▶ _Required work_
Read through the data below and state how many of its lines contain the word "fraction", adding nothing.

Data records for software interfaces
- Opening Delimiter -

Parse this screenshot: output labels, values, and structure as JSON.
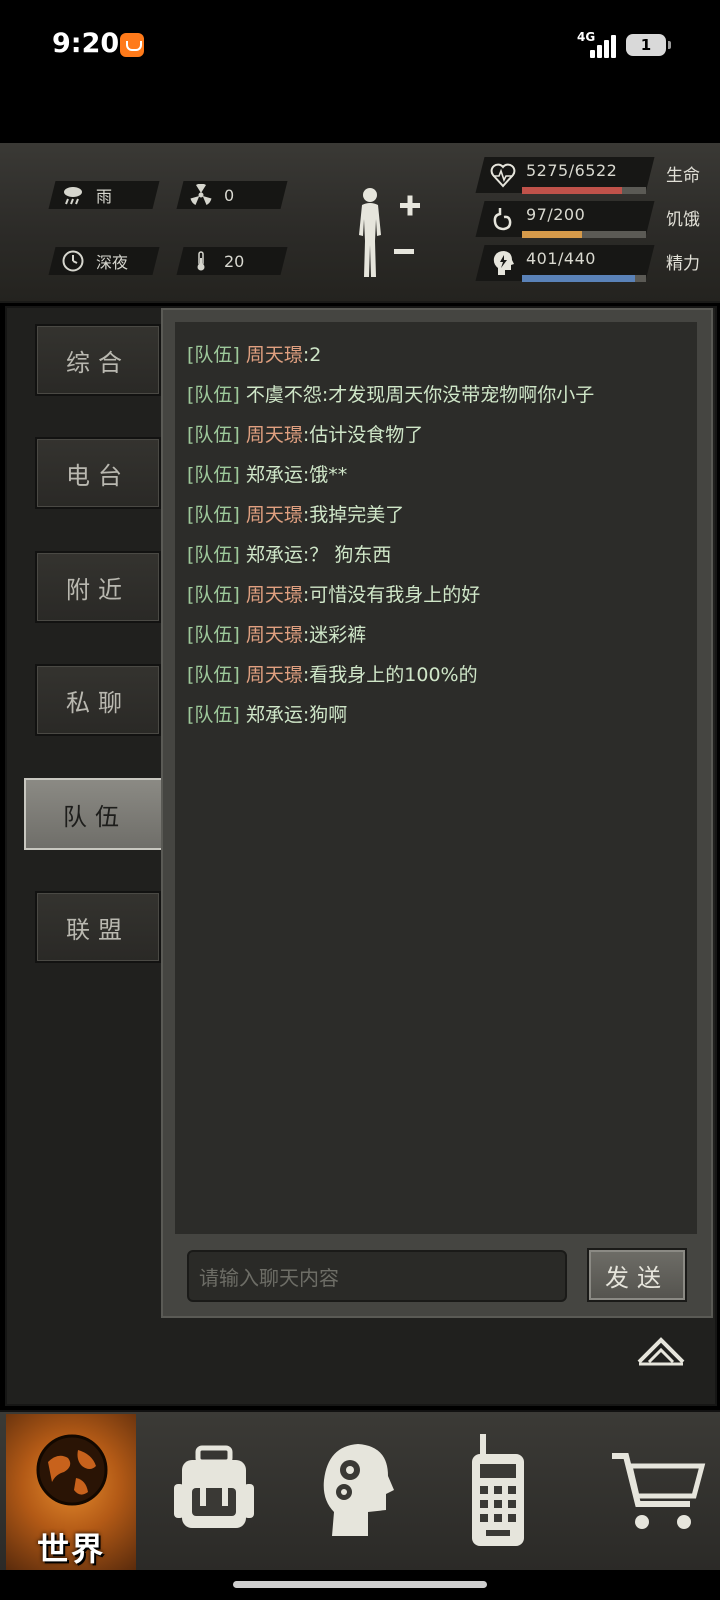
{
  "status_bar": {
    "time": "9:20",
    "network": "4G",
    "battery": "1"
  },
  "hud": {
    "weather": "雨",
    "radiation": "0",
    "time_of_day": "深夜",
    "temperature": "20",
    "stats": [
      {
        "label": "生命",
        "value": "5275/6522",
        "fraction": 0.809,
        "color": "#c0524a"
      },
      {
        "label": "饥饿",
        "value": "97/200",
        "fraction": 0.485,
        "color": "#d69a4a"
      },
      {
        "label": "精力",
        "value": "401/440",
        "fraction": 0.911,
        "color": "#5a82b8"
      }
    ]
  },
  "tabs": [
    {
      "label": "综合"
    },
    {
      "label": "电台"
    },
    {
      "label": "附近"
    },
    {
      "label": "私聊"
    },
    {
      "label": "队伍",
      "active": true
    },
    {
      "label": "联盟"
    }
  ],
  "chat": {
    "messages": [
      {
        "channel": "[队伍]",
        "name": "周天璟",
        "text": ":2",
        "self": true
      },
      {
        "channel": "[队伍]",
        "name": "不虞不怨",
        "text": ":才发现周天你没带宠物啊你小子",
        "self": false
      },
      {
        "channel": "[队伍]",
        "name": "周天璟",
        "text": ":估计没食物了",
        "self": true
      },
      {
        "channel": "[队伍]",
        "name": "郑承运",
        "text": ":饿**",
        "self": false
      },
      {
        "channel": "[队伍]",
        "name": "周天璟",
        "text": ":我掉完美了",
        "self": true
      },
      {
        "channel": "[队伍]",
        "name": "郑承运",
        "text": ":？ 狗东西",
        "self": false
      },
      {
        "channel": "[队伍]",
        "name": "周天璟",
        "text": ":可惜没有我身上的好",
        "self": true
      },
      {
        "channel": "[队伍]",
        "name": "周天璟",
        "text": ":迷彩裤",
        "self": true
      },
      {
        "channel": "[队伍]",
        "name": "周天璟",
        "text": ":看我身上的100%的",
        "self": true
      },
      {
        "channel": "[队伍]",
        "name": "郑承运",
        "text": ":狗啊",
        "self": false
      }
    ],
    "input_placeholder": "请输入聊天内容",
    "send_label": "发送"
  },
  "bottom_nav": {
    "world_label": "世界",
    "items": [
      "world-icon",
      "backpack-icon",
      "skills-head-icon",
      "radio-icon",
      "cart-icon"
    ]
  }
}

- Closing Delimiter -
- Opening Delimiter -

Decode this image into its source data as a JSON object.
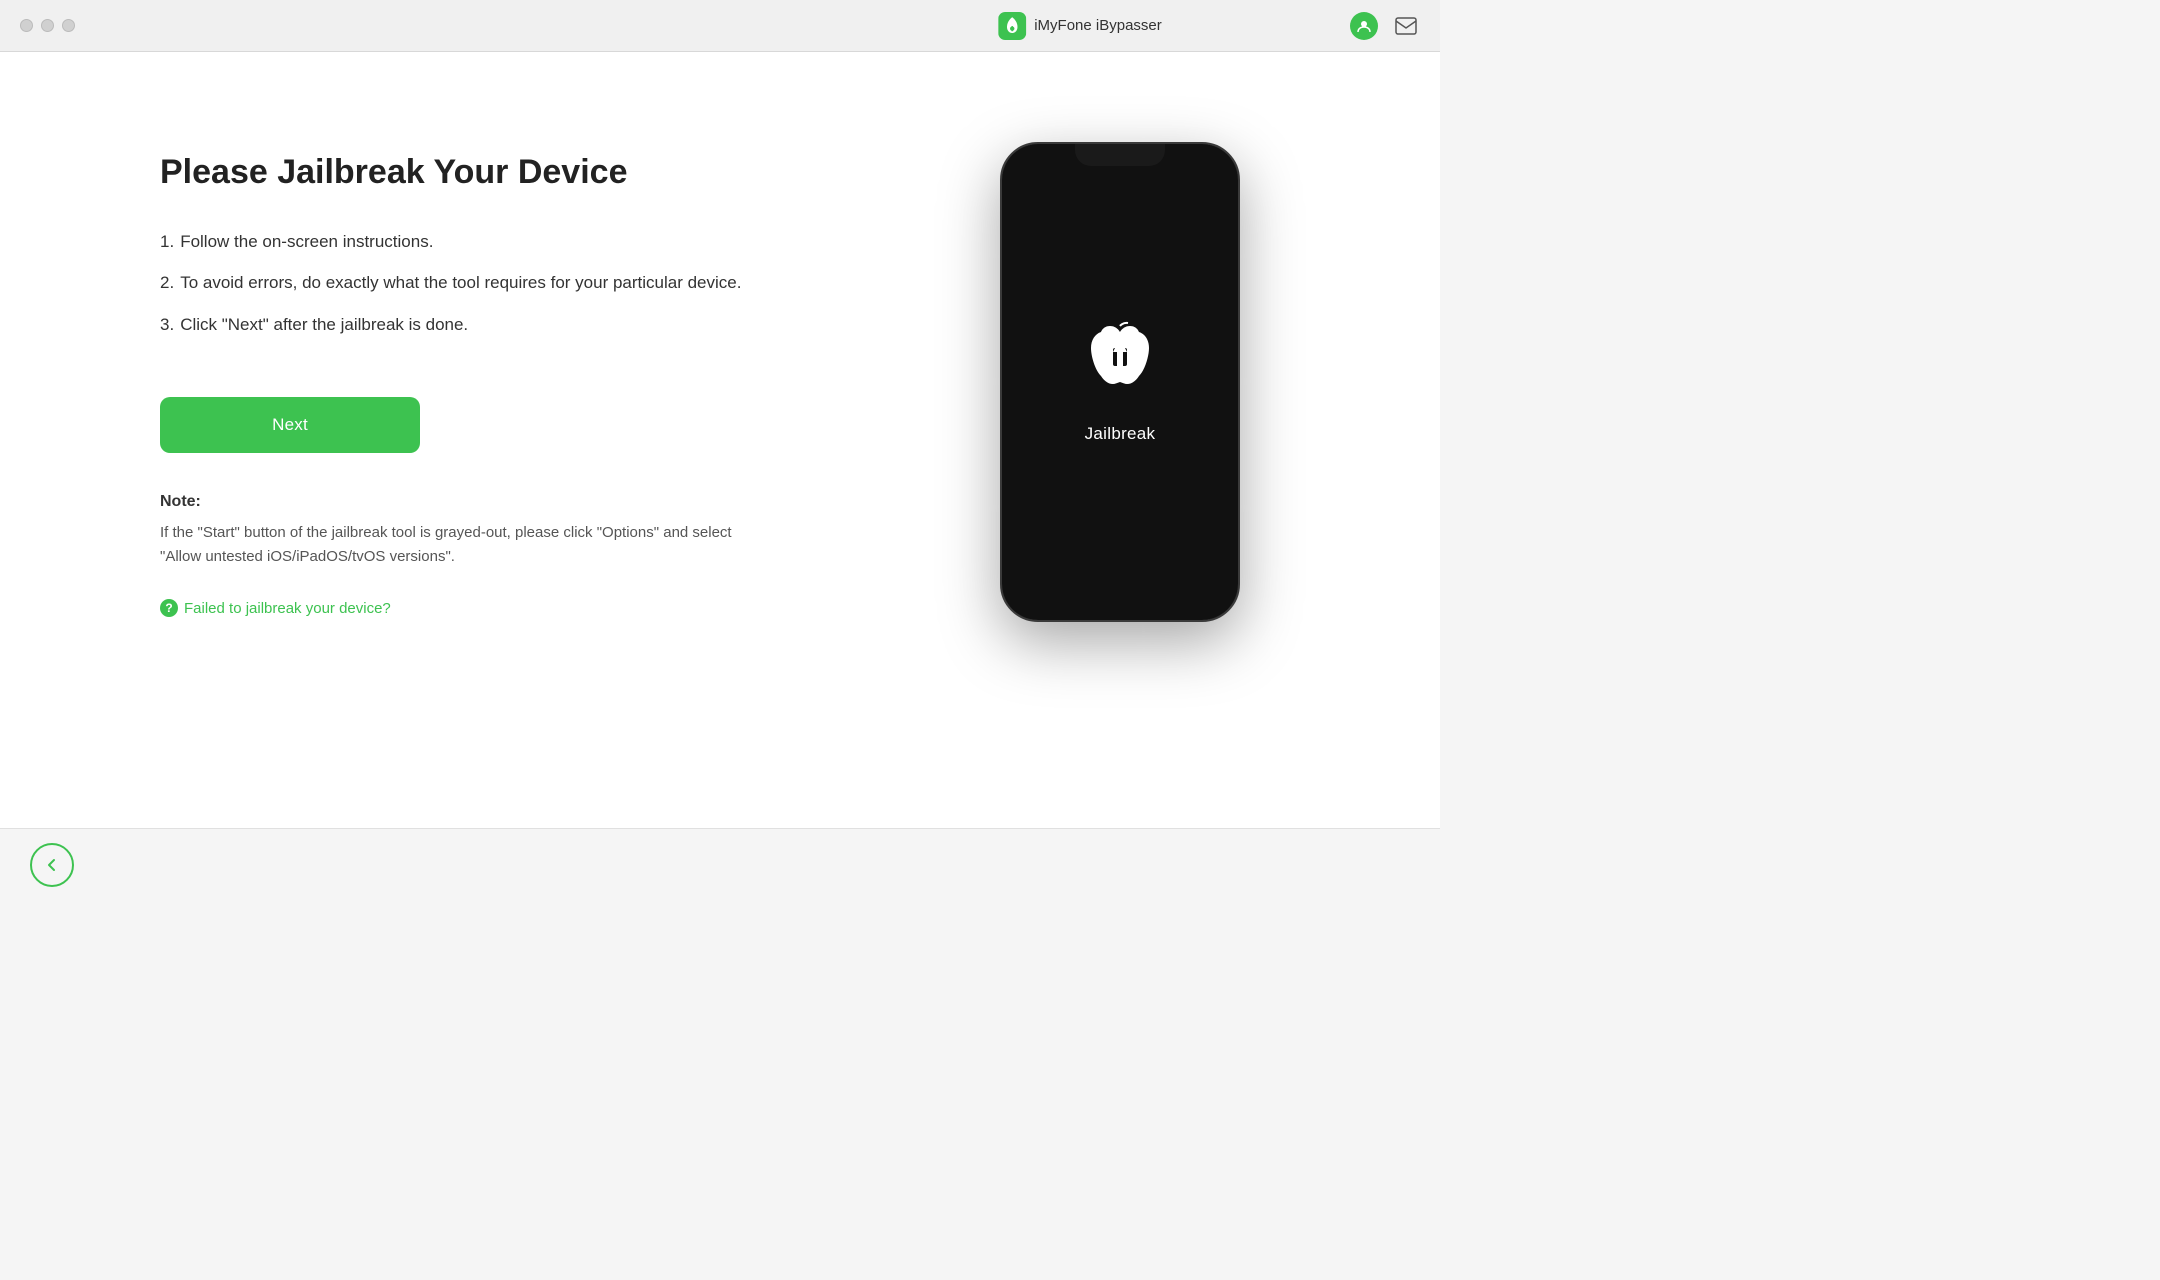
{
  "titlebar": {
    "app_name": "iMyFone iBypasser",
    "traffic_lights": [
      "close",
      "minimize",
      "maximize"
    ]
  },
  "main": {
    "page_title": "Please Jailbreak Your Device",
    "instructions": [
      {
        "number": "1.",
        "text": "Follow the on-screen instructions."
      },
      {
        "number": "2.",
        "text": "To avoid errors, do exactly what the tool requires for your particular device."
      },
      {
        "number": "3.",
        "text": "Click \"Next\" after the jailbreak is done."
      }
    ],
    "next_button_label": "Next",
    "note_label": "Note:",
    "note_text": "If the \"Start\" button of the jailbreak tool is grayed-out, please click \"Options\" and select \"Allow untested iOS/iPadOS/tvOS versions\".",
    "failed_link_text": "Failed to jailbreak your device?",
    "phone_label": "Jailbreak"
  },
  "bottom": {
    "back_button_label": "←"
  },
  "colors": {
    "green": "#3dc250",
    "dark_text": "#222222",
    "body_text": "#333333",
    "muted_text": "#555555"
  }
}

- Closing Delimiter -

▶ _The answer_
3